JOIN OUR FRIENDLY COMMUNITY
Learn from the experiences of other expats and make new friends in our disccussion forums and Facebook groups
READ OUR GUIDE TO MOVING ABROAD
The Expat Focus Guide to Moving Abroad contains everything you need to know when planning an international relocation available now, completely free
COMPARE QUOTES AND SAVE MONEY
Insurance, FX and international movers
LISTEN TO THE EXPAT FOCUS PODCAST
The Expat Focus podcast features interviews with expats living abroad and service providers meeting their needs subscribe today!
EXPERT FINANCIAL ADVICE & SERVICES
From our tax, investment and FX partners
Expat Focus Partners

Become a Partner. Click Here.
Colombia > Living

Colombia

Internet Access In Colombia: What You Need To Know

Published Thursday August 20, 2015 (12:46:49)

Image © Miguel Vaca on Flickr

Colombia is among the most populous countries in Latin America; it is greatly urbanized, and most of the population inhabits the cities. Colombians have had broadband internet access since 1997, but the service was initially very expensive, since it was charged in US dollars. Since then, internet access in the country has seen considerable change.

Internet service providers

The entities that were instrumental in bringing broadband access to Colombia were Bologna-based University of the Andes and the cable TV operator, TV Cable.

In those early years, cable internet access was available in Bogotá and Bucaramanga, and since it was so expensive, only the richer areas could afford it. ADSL internet access arrived in the country in 2001, leading to commercial friction between cable operators and telecom companies.

It is only in Bogotá - the largest city in Colombia - and Bucaramanga, where the entire city has access to cable and ADSL internet at the same time. The operators focus much of their effort in attracting new customers in these two cities. Other Colombian cities, such as Medellin, Cartagena and Cali, have a single ADSL operator that caters to the whole city. Since there is no competition between cable and ADSL operators in these cities, the tariffs are much higher. The cities with populations of under one million are provided with broadband access by Colombia-Telecom, which is partly owned by the government.

Cyber cafés and wifi

Colombia has a number of cyber cafes across all the major cities. They can also be found beyond the cities, although there may be just one in each small town. At cyber cafes, internet connections are fast and quite affordable. But you may require a Colombian ID card to use the internet at one of these places. There are also several free wifi zones to choose from, which can be found in all the major cities.

Setting up an internet connection

The main broadband internet service providers in Colombia are Claro and Movistar.
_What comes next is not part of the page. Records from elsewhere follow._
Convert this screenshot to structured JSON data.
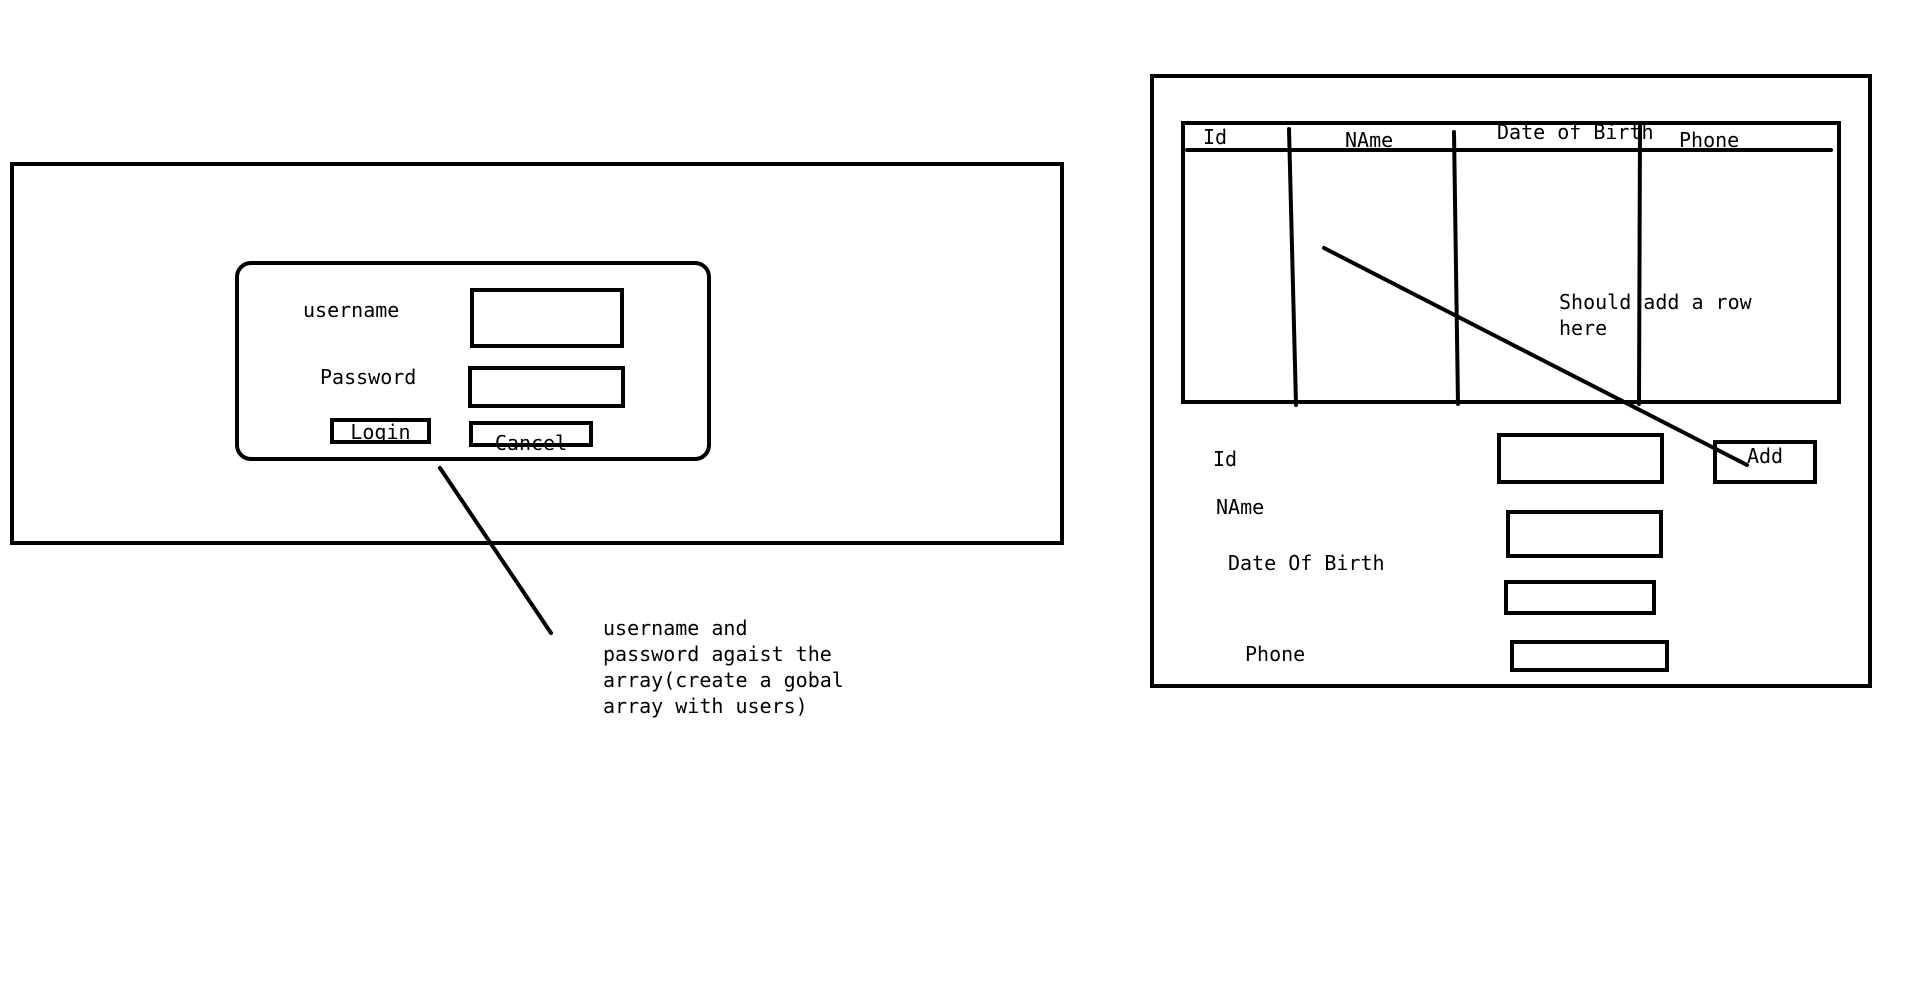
{
  "login_panel": {
    "username_label": "username",
    "password_label": "Password",
    "login_button": "Login",
    "cancel_button": "Cancel",
    "note": "username and\npassword agaist the\narray(create a gobal\narray with users)"
  },
  "user_panel": {
    "table_headers": [
      "Id",
      "NAme",
      "Date of Birth",
      "Phone"
    ],
    "table_note": "Should add a row\nhere",
    "form_labels": {
      "id": "Id",
      "name": "NAme",
      "dob": "Date Of Birth",
      "phone": "Phone"
    },
    "add_button": "Add"
  },
  "colors": {
    "stroke": "#000000",
    "background": "#ffffff"
  }
}
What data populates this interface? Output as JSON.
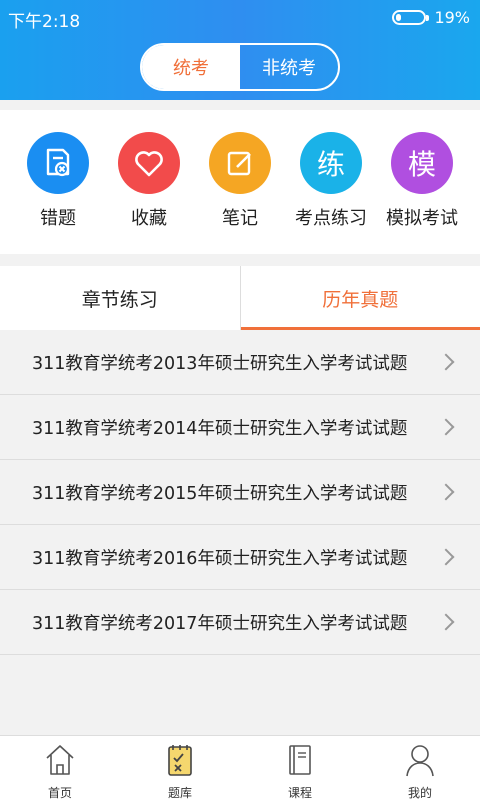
{
  "status": {
    "time": "下午2:18",
    "battery_text": "19%",
    "battery_level": 0.19
  },
  "segment": {
    "active": "统考",
    "inactive": "非统考"
  },
  "quick_actions": [
    {
      "label": "错题",
      "icon": "wrong-question-icon",
      "glyph": "",
      "color": "#1a8ef2"
    },
    {
      "label": "收藏",
      "icon": "heart-icon",
      "glyph": "",
      "color": "#f24b4b"
    },
    {
      "label": "笔记",
      "icon": "note-edit-icon",
      "glyph": "",
      "color": "#f5a623"
    },
    {
      "label": "考点练习",
      "icon": "practice-icon",
      "glyph": "练",
      "color": "#1ab2e8"
    },
    {
      "label": "模拟考试",
      "icon": "mock-exam-icon",
      "glyph": "模",
      "color": "#b04fe0"
    }
  ],
  "tabs": {
    "chapter": "章节练习",
    "past": "历年真题"
  },
  "exam_list": [
    "311教育学统考2013年硕士研究生入学考试试题",
    "311教育学统考2014年硕士研究生入学考试试题",
    "311教育学统考2015年硕士研究生入学考试试题",
    "311教育学统考2016年硕士研究生入学考试试题",
    "311教育学统考2017年硕士研究生入学考试试题"
  ],
  "bottom_nav": [
    {
      "label": "首页",
      "icon": "home-icon"
    },
    {
      "label": "题库",
      "icon": "question-bank-icon"
    },
    {
      "label": "课程",
      "icon": "course-book-icon"
    },
    {
      "label": "我的",
      "icon": "profile-icon"
    }
  ]
}
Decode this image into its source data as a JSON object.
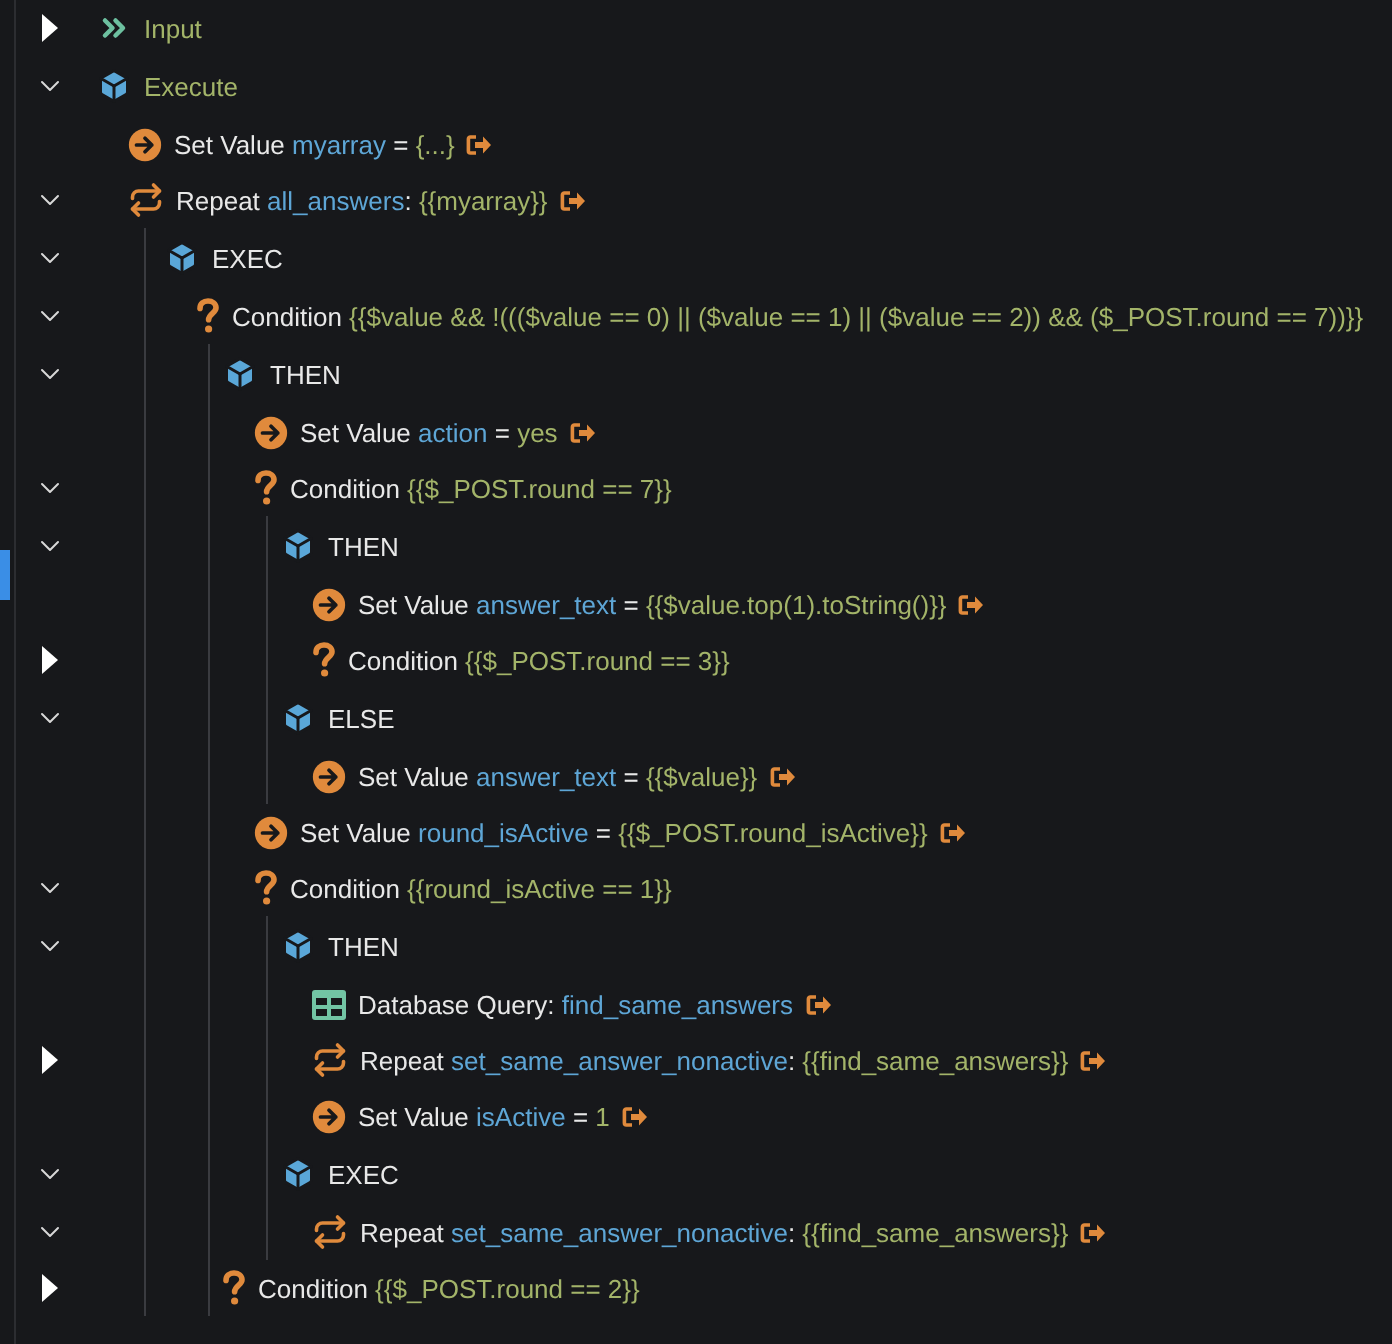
{
  "tree": [
    {
      "kind": "input",
      "expanded": false,
      "parts": [
        {
          "kind": "title",
          "text": "Input"
        }
      ]
    },
    {
      "kind": "block",
      "expanded": true,
      "parts": [
        {
          "kind": "title",
          "text": "Execute"
        }
      ],
      "children": [
        {
          "kind": "set",
          "link": true,
          "parts": [
            {
              "kind": "label",
              "text": "Set Value "
            },
            {
              "kind": "variable",
              "text": "myarray"
            },
            {
              "kind": "label",
              "text": " = "
            },
            {
              "kind": "value",
              "text": "{...}"
            }
          ]
        },
        {
          "kind": "repeat",
          "expanded": true,
          "link": true,
          "parts": [
            {
              "kind": "label",
              "text": "Repeat "
            },
            {
              "kind": "variable",
              "text": "all_answers"
            },
            {
              "kind": "label",
              "text": ": "
            },
            {
              "kind": "value",
              "text": "{{myarray}}"
            }
          ],
          "children": [
            {
              "kind": "block",
              "expanded": true,
              "parts": [
                {
                  "kind": "label",
                  "text": "EXEC"
                }
              ],
              "children": [
                {
                  "kind": "condition",
                  "expanded": true,
                  "parts": [
                    {
                      "kind": "label",
                      "text": "Condition "
                    },
                    {
                      "kind": "value",
                      "text": "{{$value && !((($value == 0) || ($value == 1) || ($value == 2)) && ($_POST.round == 7))}}"
                    }
                  ],
                  "children": [
                    {
                      "kind": "block",
                      "expanded": true,
                      "parts": [
                        {
                          "kind": "label",
                          "text": "THEN"
                        }
                      ],
                      "children": [
                        {
                          "kind": "set",
                          "link": true,
                          "parts": [
                            {
                              "kind": "label",
                              "text": "Set Value "
                            },
                            {
                              "kind": "variable",
                              "text": "action"
                            },
                            {
                              "kind": "label",
                              "text": " = "
                            },
                            {
                              "kind": "value",
                              "text": "yes"
                            }
                          ]
                        },
                        {
                          "kind": "condition",
                          "expanded": true,
                          "parts": [
                            {
                              "kind": "label",
                              "text": "Condition "
                            },
                            {
                              "kind": "value",
                              "text": "{{$_POST.round == 7}}"
                            }
                          ],
                          "children": [
                            {
                              "kind": "block",
                              "expanded": true,
                              "parts": [
                                {
                                  "kind": "label",
                                  "text": "THEN"
                                }
                              ],
                              "children": [
                                {
                                  "kind": "set",
                                  "link": true,
                                  "parts": [
                                    {
                                      "kind": "label",
                                      "text": "Set Value "
                                    },
                                    {
                                      "kind": "variable",
                                      "text": "answer_text"
                                    },
                                    {
                                      "kind": "label",
                                      "text": " = "
                                    },
                                    {
                                      "kind": "value",
                                      "text": "{{$value.top(1).toString()}}"
                                    }
                                  ]
                                },
                                {
                                  "kind": "condition",
                                  "expanded": false,
                                  "parts": [
                                    {
                                      "kind": "label",
                                      "text": "Condition "
                                    },
                                    {
                                      "kind": "value",
                                      "text": "{{$_POST.round == 3}}"
                                    }
                                  ]
                                }
                              ]
                            },
                            {
                              "kind": "block",
                              "expanded": true,
                              "parts": [
                                {
                                  "kind": "label",
                                  "text": "ELSE"
                                }
                              ],
                              "children": [
                                {
                                  "kind": "set",
                                  "link": true,
                                  "parts": [
                                    {
                                      "kind": "label",
                                      "text": "Set Value "
                                    },
                                    {
                                      "kind": "variable",
                                      "text": "answer_text"
                                    },
                                    {
                                      "kind": "label",
                                      "text": " = "
                                    },
                                    {
                                      "kind": "value",
                                      "text": "{{$value}}"
                                    }
                                  ]
                                }
                              ]
                            }
                          ]
                        },
                        {
                          "kind": "set",
                          "link": true,
                          "parts": [
                            {
                              "kind": "label",
                              "text": "Set Value "
                            },
                            {
                              "kind": "variable",
                              "text": "round_isActive"
                            },
                            {
                              "kind": "label",
                              "text": " = "
                            },
                            {
                              "kind": "value",
                              "text": "{{$_POST.round_isActive}}"
                            }
                          ]
                        },
                        {
                          "kind": "condition",
                          "expanded": true,
                          "parts": [
                            {
                              "kind": "label",
                              "text": "Condition "
                            },
                            {
                              "kind": "value",
                              "text": "{{round_isActive == 1}}"
                            }
                          ],
                          "children": [
                            {
                              "kind": "block",
                              "expanded": true,
                              "parts": [
                                {
                                  "kind": "label",
                                  "text": "THEN"
                                }
                              ],
                              "children": [
                                {
                                  "kind": "query",
                                  "link": true,
                                  "parts": [
                                    {
                                      "kind": "label",
                                      "text": "Database Query: "
                                    },
                                    {
                                      "kind": "variable",
                                      "text": "find_same_answers"
                                    }
                                  ]
                                },
                                {
                                  "kind": "repeat",
                                  "expanded": false,
                                  "link": true,
                                  "parts": [
                                    {
                                      "kind": "label",
                                      "text": "Repeat "
                                    },
                                    {
                                      "kind": "variable",
                                      "text": "set_same_answer_nonactive"
                                    },
                                    {
                                      "kind": "label",
                                      "text": ": "
                                    },
                                    {
                                      "kind": "value",
                                      "text": "{{find_same_answers}}"
                                    }
                                  ]
                                },
                                {
                                  "kind": "set",
                                  "link": true,
                                  "parts": [
                                    {
                                      "kind": "label",
                                      "text": "Set Value "
                                    },
                                    {
                                      "kind": "variable",
                                      "text": "isActive"
                                    },
                                    {
                                      "kind": "label",
                                      "text": " = "
                                    },
                                    {
                                      "kind": "value",
                                      "text": "1"
                                    }
                                  ]
                                }
                              ]
                            },
                            {
                              "kind": "block",
                              "expanded": true,
                              "parts": [
                                {
                                  "kind": "label",
                                  "text": "EXEC"
                                }
                              ],
                              "children": [
                                {
                                  "kind": "repeat",
                                  "expanded": true,
                                  "link": true,
                                  "parts": [
                                    {
                                      "kind": "label",
                                      "text": "Repeat "
                                    },
                                    {
                                      "kind": "variable",
                                      "text": "set_same_answer_nonactive"
                                    },
                                    {
                                      "kind": "label",
                                      "text": ": "
                                    },
                                    {
                                      "kind": "value",
                                      "text": "{{find_same_answers}}"
                                    }
                                  ]
                                }
                              ]
                            }
                          ]
                        }
                      ]
                    },
                    {
                      "kind": "condition",
                      "expanded": false,
                      "parts": [
                        {
                          "kind": "label",
                          "text": "Condition "
                        },
                        {
                          "kind": "value",
                          "text": "{{$_POST.round == 2}}"
                        }
                      ]
                    }
                  ]
                }
              ]
            }
          ]
        }
      ]
    }
  ]
}
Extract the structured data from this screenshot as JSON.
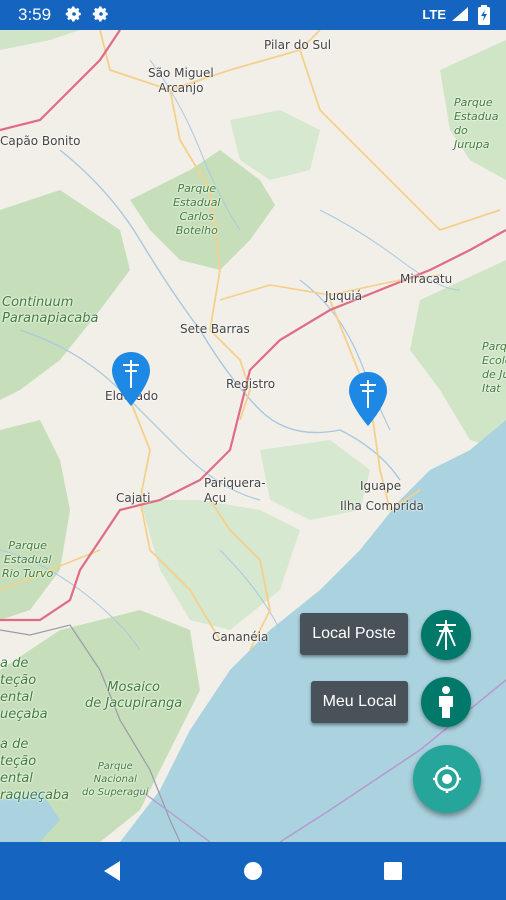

Both companies offer different types of internet plans. Based on your usage requirements, you can choose speeds anywhere between 1MB to 50MB. You will also receive a wifi modem at the time of setup, with which you can access certain wifi zones of that service provider. Providers offer more affordable plans if you also buy their mobile phone and TV options. You may require a Colombian national identity card (cédula) to apply for an internet connection. This is a must for everyone who intends to live in the country for more than three months. You will need to apply for the ID card within two weeks of your arrival in Colombia. In the meantime, and for those who are on shorter stays, service providers offer a prepaid 3G dongle that can be acquired without a national identity card.

Internet censorship

The Colombian government does not place any restrictions on internet access. Credible reports about the government monitoring chat rooms and emails have also not surfaced over the years. But a law pertaining to digital copyright is currently being opposed because it appears to limit the rights of citizens to access information.

However, there have been reports of journalists being targeted in an attempt to restrict or suppress free speech. The government is also believed to have issued warnings to journalists about suspending their licenses and in some cases, intimidation and violence have also been reported. Journalists in Colombia have always had to deal with threats due to the prevalence of drug cartels and gangs. For this reason, some journalists avoid writing on drug trafficking and corruption.

Per Colombian law, internet service providers are required to supervise their content and if any illegal activity is found, the government must be notified. Colombia also has a campaign called Internet Sano (healthy internet), which encourages ‘decent’ internet use and calls for penalties on those who do not adhere to it. As part of the campaign, some websites, such as adult entertainment websites, have been blocked. The Colombian government also makes efforts to protect children from exposure to pornography on the internet. There are also laws in place that deal with internet privacy, electronic surveillance and cyber crimes.

Can we improve this article? Something wrong? Let us know in the comments.


Read more Colombia living articles or view our latest Colombia articles.

Discuss this article in our Colombia forum or Facebook group.

Read our comprehensive Colombia moving guide.

 

 
 


Expat Health Insurance Partners


Cigna Global

Cigna has worked in international health insurance for more than 30 years. Today, Cigna has over 71 million customer relationships around the world. Looking after them is an international workforce of 31,000 people, plus a network of over 1 million hospitals, physicians, clinics and health and wellness specialists worldwide, meaning you have easy access to treatment.